Unsafe function call from a signal handler
There are several functions which - under certain circumstances, if used in a signal handler - may result in the corruption of memory, allowing for exploitation of the process.
- Access control: It may be possible to execute arbitrary code through the use of a write-what-where condition.
- Integrity: Signal race conditions often result in data corruption.
- Requirements specification: A language might be chosen which is not subject to this flaw.
- Design: Signal handlers with complicated functionality may result in this issue.
- Implementation: The use of any number of non-reentrant functions will result in this issue.

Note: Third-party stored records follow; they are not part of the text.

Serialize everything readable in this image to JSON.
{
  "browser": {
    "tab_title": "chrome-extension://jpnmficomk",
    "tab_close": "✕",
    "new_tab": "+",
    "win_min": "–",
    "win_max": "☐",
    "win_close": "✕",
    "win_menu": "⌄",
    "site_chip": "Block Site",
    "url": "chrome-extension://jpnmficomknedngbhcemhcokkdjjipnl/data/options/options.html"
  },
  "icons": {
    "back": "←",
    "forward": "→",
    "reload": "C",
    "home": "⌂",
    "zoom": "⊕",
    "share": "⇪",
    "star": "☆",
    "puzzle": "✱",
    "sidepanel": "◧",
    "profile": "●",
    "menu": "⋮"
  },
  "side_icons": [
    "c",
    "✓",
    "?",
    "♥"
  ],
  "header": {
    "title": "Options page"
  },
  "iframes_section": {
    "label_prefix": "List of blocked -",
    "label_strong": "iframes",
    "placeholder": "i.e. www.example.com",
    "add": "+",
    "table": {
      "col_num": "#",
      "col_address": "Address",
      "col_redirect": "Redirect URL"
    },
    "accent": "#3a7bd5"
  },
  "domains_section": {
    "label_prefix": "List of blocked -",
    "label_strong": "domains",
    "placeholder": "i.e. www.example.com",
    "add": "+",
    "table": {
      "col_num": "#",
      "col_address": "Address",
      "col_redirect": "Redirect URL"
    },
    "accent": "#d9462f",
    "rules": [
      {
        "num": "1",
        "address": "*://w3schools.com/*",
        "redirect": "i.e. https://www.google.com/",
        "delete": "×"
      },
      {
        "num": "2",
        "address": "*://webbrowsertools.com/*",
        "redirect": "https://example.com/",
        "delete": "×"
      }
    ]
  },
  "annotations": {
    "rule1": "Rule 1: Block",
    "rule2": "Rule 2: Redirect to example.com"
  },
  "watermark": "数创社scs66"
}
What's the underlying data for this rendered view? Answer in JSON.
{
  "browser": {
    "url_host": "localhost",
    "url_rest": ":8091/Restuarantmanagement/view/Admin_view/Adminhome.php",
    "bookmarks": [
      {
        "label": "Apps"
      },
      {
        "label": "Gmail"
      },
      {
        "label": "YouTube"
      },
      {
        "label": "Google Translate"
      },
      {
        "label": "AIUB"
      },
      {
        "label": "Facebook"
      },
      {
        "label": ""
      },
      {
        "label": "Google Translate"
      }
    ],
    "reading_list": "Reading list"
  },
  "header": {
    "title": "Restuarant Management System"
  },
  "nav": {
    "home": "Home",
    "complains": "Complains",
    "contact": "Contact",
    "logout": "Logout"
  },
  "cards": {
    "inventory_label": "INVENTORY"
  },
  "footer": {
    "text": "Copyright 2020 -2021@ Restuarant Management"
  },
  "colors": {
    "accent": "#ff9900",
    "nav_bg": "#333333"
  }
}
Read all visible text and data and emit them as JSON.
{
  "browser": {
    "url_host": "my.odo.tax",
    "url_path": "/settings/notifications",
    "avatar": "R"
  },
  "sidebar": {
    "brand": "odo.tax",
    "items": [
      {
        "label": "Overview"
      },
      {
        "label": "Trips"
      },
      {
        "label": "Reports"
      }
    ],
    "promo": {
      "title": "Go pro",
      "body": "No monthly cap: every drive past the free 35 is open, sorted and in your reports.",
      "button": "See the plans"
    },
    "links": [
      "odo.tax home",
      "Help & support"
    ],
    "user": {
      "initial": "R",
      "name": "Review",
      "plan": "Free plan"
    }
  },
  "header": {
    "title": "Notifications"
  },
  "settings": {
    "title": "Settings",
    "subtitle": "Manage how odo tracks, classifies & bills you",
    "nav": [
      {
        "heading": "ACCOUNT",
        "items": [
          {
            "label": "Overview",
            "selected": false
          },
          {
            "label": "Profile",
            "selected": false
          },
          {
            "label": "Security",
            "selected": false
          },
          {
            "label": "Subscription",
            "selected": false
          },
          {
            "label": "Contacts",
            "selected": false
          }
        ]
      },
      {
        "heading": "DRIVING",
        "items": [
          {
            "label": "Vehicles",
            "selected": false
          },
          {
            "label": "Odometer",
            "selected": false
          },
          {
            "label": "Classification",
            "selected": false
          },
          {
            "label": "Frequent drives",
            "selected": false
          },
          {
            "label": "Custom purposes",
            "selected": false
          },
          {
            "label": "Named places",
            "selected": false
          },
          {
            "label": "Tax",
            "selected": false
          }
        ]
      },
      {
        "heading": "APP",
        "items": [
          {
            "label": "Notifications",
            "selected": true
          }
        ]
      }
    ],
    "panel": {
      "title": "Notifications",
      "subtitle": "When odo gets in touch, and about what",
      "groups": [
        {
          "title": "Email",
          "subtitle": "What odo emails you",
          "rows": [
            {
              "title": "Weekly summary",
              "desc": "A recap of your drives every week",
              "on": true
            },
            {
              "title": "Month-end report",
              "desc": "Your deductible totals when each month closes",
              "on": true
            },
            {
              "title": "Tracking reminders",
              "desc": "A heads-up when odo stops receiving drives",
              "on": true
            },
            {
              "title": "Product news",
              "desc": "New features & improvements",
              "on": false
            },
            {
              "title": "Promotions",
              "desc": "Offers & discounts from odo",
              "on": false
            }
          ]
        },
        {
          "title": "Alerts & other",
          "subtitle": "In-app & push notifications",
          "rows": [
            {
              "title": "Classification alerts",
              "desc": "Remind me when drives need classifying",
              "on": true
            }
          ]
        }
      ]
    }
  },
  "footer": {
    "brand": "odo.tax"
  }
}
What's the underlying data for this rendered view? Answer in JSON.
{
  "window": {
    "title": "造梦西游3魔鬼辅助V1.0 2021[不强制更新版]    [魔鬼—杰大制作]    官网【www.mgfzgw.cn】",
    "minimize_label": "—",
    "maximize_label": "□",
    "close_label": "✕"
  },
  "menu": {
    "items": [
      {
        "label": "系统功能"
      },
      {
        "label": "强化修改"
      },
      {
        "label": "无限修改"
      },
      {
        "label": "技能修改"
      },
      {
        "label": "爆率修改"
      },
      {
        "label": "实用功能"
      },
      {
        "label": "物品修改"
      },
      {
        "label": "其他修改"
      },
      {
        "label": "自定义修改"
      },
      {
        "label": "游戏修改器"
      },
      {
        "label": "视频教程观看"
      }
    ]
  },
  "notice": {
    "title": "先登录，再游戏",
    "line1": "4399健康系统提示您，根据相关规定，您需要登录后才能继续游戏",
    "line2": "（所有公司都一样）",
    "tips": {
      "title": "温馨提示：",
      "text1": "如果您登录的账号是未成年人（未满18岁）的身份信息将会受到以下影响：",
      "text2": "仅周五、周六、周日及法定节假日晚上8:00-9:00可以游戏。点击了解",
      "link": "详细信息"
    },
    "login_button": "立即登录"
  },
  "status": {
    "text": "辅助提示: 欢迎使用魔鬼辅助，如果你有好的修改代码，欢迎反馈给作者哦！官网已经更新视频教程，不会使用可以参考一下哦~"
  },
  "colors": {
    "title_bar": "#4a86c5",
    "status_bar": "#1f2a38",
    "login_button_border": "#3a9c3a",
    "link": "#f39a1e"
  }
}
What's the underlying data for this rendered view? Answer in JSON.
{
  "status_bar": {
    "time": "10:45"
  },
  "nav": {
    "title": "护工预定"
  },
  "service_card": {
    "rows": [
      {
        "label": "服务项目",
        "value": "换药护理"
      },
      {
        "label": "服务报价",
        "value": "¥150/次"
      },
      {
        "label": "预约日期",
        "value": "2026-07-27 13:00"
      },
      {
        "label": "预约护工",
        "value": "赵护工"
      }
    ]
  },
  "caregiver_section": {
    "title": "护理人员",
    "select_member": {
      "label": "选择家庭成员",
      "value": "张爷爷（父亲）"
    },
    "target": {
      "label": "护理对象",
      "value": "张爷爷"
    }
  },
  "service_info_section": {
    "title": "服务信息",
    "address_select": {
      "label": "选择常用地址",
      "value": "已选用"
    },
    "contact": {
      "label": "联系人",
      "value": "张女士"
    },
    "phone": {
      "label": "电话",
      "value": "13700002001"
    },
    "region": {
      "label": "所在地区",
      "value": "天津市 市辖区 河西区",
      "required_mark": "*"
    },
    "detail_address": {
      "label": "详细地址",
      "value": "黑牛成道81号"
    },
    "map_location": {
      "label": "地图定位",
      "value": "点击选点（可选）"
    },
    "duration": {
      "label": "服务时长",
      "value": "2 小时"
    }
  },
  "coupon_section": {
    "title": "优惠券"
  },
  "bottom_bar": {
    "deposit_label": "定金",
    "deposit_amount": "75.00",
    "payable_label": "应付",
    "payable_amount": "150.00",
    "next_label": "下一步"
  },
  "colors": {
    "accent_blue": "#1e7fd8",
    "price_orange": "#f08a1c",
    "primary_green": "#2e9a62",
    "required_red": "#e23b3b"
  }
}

- Languages: C, C++, Assembly
- Platforms: All
Likelihood of exploit
Avoidance and mitigation
- Requirements specification: A language might be chosen, which is not subject to this flaw, through a guarantee of reentrant code.
- Design: Design signal handlers to only set flags rather than perform complex functionality.
- Implementation: Ensure that non-reentrant functions are not found in signal handlers. Also, use sanity checks to ensure that state is consistently performing asynchronous actions which effect the state of execution.
This flaw is a subset of race conditions occurring in signal handler calls which is concerned primarily with memory corruption caused by calls to non-reentrant functions in signal handlers.
Non-reentrant functions are functions that cannot safely be called, interrupted, and then recalled before the first call has finished without resulting in memory corruption. The function call syslog() is an example of this. In order to perform its functionality, it allocates a small amount of memory as "scratch space." If syslog() is suspended by a signal call and the signal handler calls syslog(), the memory used by both of these functions enters an undefined, and possibly, exploitable state.
See Race condition in signal handler, for an example usage of free() in a signal handler which is exploitable.